The cable operators have resisted competing with each other, and that history may limit their appetite for competing over-the-top against others in the industry. They operate in regional clusters and only seem to directly compete against one another when a third party is selling a nearby cable system. Should a cable operator go over the top, it would risk alienating its industry peers.
But there may be a way for cable operators to go over the top without taking on that risk: A cable operator could leave its territory by partnering with smaller regional operators.
Larger distributors will surely have the most leverage when over-the-top rights are negotiated. Though a major content owner will not give away those rights too cheaply, it also will not want to put its advertising and affiliate revenue at risk by potentially losing a major distributor. This will at least keep those companies at the table.
These negotiations will take time. Seemingly in preparation for them, there has been a wave of consolidation in the media sector this year. Those deals will in some ways shape the over-the-top landscape. A few companies probably have a leg up because of their size and existing business operations.
The satellite operators already have a national footprint. Unlike cable operator and phone company competitors, their service is already largely free of the geographical boundaries that resulted from the idiosyncrasies of building the cable systems. This should give them an advantage should their over-the-top plans materialize.
Comcast (Nasdaq: CMCSA) may also have an advantage. As the largest cable operator, it arguably has the most leverage with its content partners. Moreover, it has a history of providing wholesale services to smaller cable operators that could provide the foundation for an over-the-top-like service. I don't claim to have developed this theory--it has been kicking around Silicon Valley for years--but I find it persuasive.
Meanwhile, more and more TV sets are being built and sold with embedded Internet connectivity.
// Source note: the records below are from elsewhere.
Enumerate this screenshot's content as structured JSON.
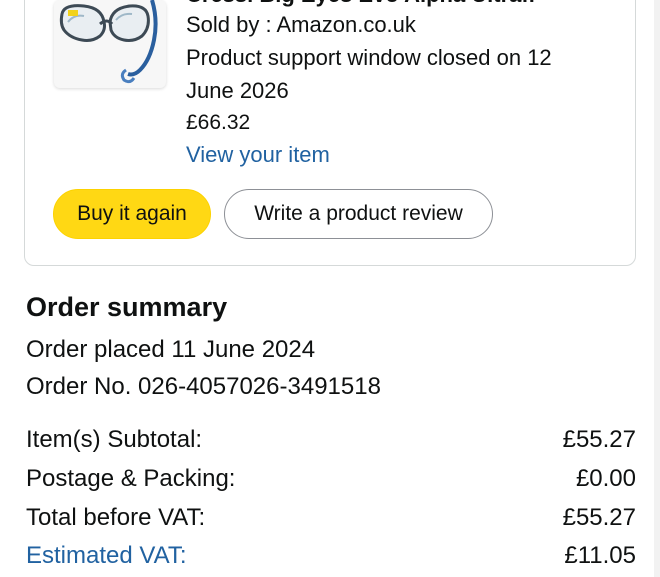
{
  "item": {
    "title": "Cressi Big Eyes Evo Alpha Ultrafl",
    "sold_by": "Sold by : Amazon.co.uk",
    "support_line1": "Product support window closed on 12",
    "support_line2": "June 2026",
    "price": "£66.32",
    "view_link": "View your item",
    "image_icon": "snorkel-mask-icon"
  },
  "actions": {
    "buy_again": "Buy it again",
    "write_review": "Write a product review"
  },
  "summary": {
    "title": "Order summary",
    "order_placed": "Order placed 11 June 2024",
    "order_number": "Order No. 026-4057026-3491518",
    "rows": [
      {
        "label": "Item(s) Subtotal:",
        "value": "£55.27"
      },
      {
        "label": "Postage & Packing:",
        "value": "£0.00"
      },
      {
        "label": "Total before VAT:",
        "value": "£55.27"
      },
      {
        "label": "Estimated VAT:",
        "value": "£11.05"
      }
    ]
  },
  "colors": {
    "accent_link": "#2162a1",
    "buy_button": "#ffd814",
    "border": "#d5d9d9"
  }
}
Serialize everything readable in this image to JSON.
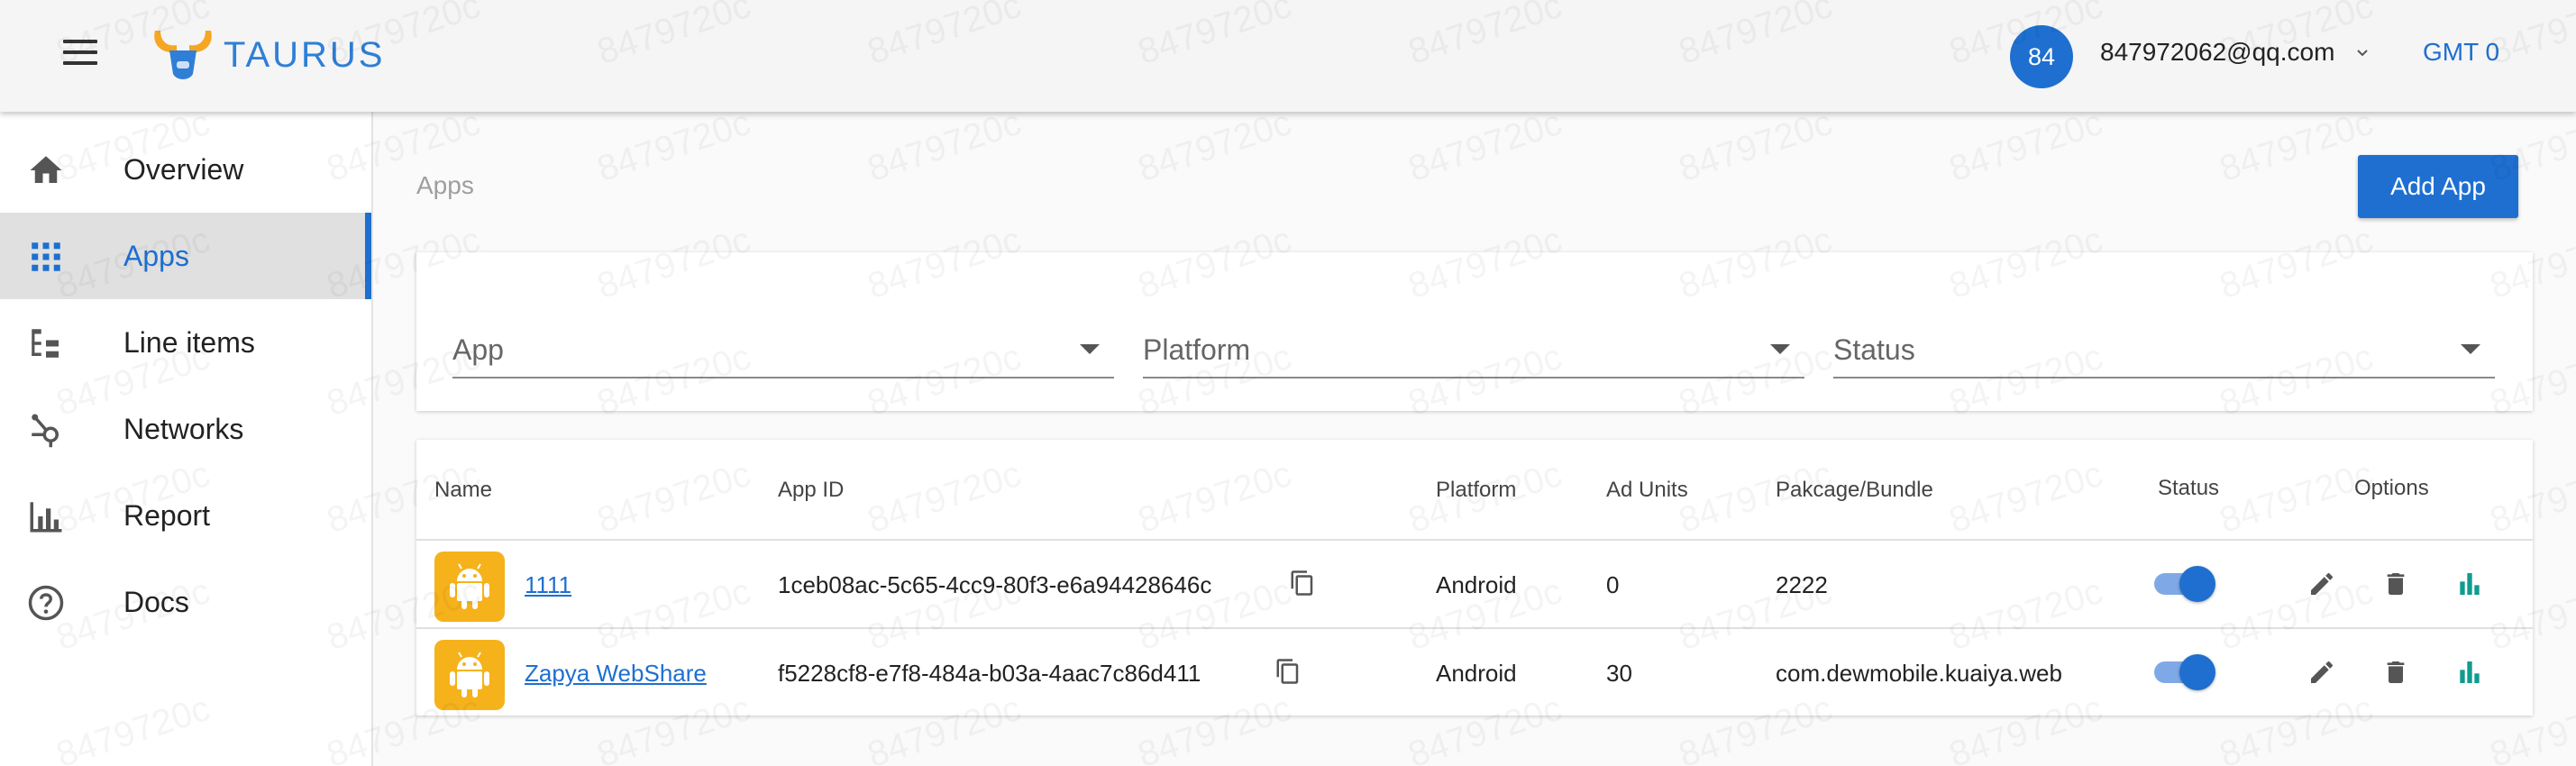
{
  "header": {
    "logo_text": "TAURUS",
    "avatar_initials": "84",
    "user_email": "847972062@qq.com",
    "timezone": "GMT 0"
  },
  "sidebar": {
    "items": [
      {
        "label": "Overview",
        "icon": "home-icon"
      },
      {
        "label": "Apps",
        "icon": "apps-grid-icon",
        "active": true
      },
      {
        "label": "Line items",
        "icon": "line-items-icon"
      },
      {
        "label": "Networks",
        "icon": "networks-icon"
      },
      {
        "label": "Report",
        "icon": "report-icon"
      },
      {
        "label": "Docs",
        "icon": "help-circle-icon"
      }
    ]
  },
  "main": {
    "breadcrumb": "Apps",
    "add_app_label": "Add App",
    "filters": {
      "app": "App",
      "platform": "Platform",
      "status": "Status"
    },
    "table": {
      "headers": {
        "name": "Name",
        "app_id": "App ID",
        "platform": "Platform",
        "ad_units": "Ad Units",
        "package": "Pakcage/Bundle",
        "status": "Status",
        "options": "Options"
      },
      "rows": [
        {
          "name": "1111",
          "app_id": "1ceb08ac-5c65-4cc9-80f3-e6a94428646c",
          "platform": "Android",
          "ad_units": "0",
          "package": "2222",
          "status_on": true
        },
        {
          "name": "Zapya WebShare",
          "app_id": "f5228cf8-e7f8-484a-b03a-4aac7c86d411",
          "platform": "Android",
          "ad_units": "30",
          "package": "com.dewmobile.kuaiya.web",
          "status_on": true
        }
      ]
    }
  },
  "watermark_text": "8479720c",
  "colors": {
    "primary": "#1e6fd0",
    "app_icon_bg": "#f6b21b",
    "report_icon": "#0f9b8e"
  }
}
In a special report, FierceOnlineVideo's Mariko Hewer examines how consumers, manufacturers and content owners are approaching these devices. Read it here.